Most employees who were signed up immediately for a retirement annuity plan either had a valid contract or the required experience when they started work. But many of those employees got their contract just before they started; they had not been enrolled in a valid plan at another school. The State incurs a cost of about $250,000 a year to pick up these employee’ retirement contributions. The Legislature will need to determine if it intended for these contibutions to be picked up.
Wage Rates for Construction of the Coliseum at Kansas State University
For Riley County, some of the specific hourly wage rates developed through surveys by the Department of Human Resources are significantly higher or lower than rates for surrounding and similar counties. Several rates also changed significantly from 1985 to 1986. The use of data supplied by one contractor for individual rate determinations and other weaknesses in the Department’s methodology have helped cause such variations.
Student Wage Expenditures at the Regents’ Institutions
Universities’ actual expenditures for student wages may differ significantly from the amount authorized by the General Fund line-item appropriation for student salaries and wages because student wages can be paid from other funds. Controls on student wage expenditures also vary between the universities and have different purposes. The audit presents options for increasing legislative control and oversight in this area.
No significant changes have been made in the transfer process since a 1980 performance audit recommended ways to improve that process. But the problem with course transfers does not appear to be a large one.
Examining Faculty Workloads
Published: APRIL, 1985
This audit reviews the workloads of full-time faculty at four State colleges and universities. One result of the study was that full-time faculty reported an average of nearly 54 hours of work during the surveyed week. The audit showed that there is no formal policy Statewide to ensure that faculty members can communicate effectively in English. The audit also examined the extent to which graduate teaching assistants share the teaching load with full-time faculty members.
Collecting Enrollment Fees at the Board of Regents’ Institutions
Some change funds were larger than the law allowed and were improperly authorized. The 1977 Legislature eliminated many of these violations by increasing the maximum size of the change fund. This change did not, however, address other basic problems surrounding the handling of currency during enrollment. In effect, the institutions were still providing banking services by accepting checks for much larger amounts than fees and giving back substantial amounts of currency in change--as much as $911 in the cases observed. Because of these policies, more than $60,000 was generally exposed to loss at any one time. The audit recommended tighter change-making policies to reduce the exposure of currency to loss. The audit also recommended improvements in many internal control procedures at enrollment.

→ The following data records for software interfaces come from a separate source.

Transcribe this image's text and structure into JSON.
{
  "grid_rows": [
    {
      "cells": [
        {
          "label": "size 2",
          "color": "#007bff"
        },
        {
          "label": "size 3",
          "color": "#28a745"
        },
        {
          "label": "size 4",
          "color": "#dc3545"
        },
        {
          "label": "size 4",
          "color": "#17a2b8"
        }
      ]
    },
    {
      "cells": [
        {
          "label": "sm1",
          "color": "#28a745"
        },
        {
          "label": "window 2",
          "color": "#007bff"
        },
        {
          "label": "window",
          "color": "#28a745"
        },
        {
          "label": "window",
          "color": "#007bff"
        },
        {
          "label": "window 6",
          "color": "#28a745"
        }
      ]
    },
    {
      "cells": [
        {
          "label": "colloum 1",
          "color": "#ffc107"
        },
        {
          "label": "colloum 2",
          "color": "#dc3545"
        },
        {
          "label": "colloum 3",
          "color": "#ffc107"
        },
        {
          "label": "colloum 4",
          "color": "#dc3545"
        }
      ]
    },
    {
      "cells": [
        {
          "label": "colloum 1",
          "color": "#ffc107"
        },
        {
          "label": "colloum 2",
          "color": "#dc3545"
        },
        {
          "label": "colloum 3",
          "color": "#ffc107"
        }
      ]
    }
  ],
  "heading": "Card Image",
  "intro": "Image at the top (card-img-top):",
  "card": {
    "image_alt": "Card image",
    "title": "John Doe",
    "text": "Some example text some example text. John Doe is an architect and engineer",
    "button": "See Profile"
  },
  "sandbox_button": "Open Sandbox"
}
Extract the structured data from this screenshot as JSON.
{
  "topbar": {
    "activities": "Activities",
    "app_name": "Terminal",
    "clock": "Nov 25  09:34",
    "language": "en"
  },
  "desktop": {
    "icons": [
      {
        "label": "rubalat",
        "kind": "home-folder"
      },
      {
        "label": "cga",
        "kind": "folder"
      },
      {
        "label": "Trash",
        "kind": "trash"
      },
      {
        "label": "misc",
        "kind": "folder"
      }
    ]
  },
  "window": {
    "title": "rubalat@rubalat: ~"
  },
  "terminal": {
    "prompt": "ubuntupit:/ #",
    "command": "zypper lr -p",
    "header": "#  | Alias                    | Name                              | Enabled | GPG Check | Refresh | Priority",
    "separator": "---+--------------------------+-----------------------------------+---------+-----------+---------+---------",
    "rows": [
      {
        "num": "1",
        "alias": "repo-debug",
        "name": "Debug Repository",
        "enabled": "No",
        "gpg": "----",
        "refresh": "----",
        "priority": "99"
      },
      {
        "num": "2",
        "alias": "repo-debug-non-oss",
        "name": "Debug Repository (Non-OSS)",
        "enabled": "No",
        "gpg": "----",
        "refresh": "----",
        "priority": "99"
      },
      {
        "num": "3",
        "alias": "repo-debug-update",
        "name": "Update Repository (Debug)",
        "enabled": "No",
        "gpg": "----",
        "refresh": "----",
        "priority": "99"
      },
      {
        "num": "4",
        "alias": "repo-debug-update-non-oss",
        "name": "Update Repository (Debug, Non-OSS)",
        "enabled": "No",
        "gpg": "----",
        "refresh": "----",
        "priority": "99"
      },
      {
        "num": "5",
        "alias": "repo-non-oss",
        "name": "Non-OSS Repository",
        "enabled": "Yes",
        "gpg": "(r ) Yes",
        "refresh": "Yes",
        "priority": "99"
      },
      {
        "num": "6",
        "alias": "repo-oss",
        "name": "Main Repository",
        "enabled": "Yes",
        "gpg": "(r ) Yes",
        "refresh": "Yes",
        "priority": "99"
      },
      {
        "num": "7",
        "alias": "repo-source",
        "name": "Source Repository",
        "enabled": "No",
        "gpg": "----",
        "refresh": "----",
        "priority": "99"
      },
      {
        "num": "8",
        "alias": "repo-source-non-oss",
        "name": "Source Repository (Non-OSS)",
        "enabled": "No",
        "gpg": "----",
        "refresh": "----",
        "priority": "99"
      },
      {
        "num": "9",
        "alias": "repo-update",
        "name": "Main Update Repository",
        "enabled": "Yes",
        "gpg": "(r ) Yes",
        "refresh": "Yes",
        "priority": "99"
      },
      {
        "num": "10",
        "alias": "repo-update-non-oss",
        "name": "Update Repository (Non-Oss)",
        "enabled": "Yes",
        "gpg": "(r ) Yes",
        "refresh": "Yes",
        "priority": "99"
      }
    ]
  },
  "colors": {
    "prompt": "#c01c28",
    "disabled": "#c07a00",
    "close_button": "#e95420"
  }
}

The Planning and Construction of New Facilities at the Board of Regents’ Institutions
Board of Regents institutions accounted for 70% ($110 million) of the expenditures for non-highway construction between fiscal years 1971 and 1975. Between Feburary 1976 and March 1980, buildings costing an additional $123 million were programmed for completion on the campuses. The report found a number of problems with the planning process used by Regents institutions for determining the need for new buildings, their design and construction, and compliance with statutes and other applicable requirements related to planning and construction practices.
Program Results Evaluation of the Kansas Tuition Grant Program
The purpose of this audit is two-fold; (1) to examine the administration of the program by the State Education Commission and, (2) to assess the Program’s impact on Kansas students and independent colleges.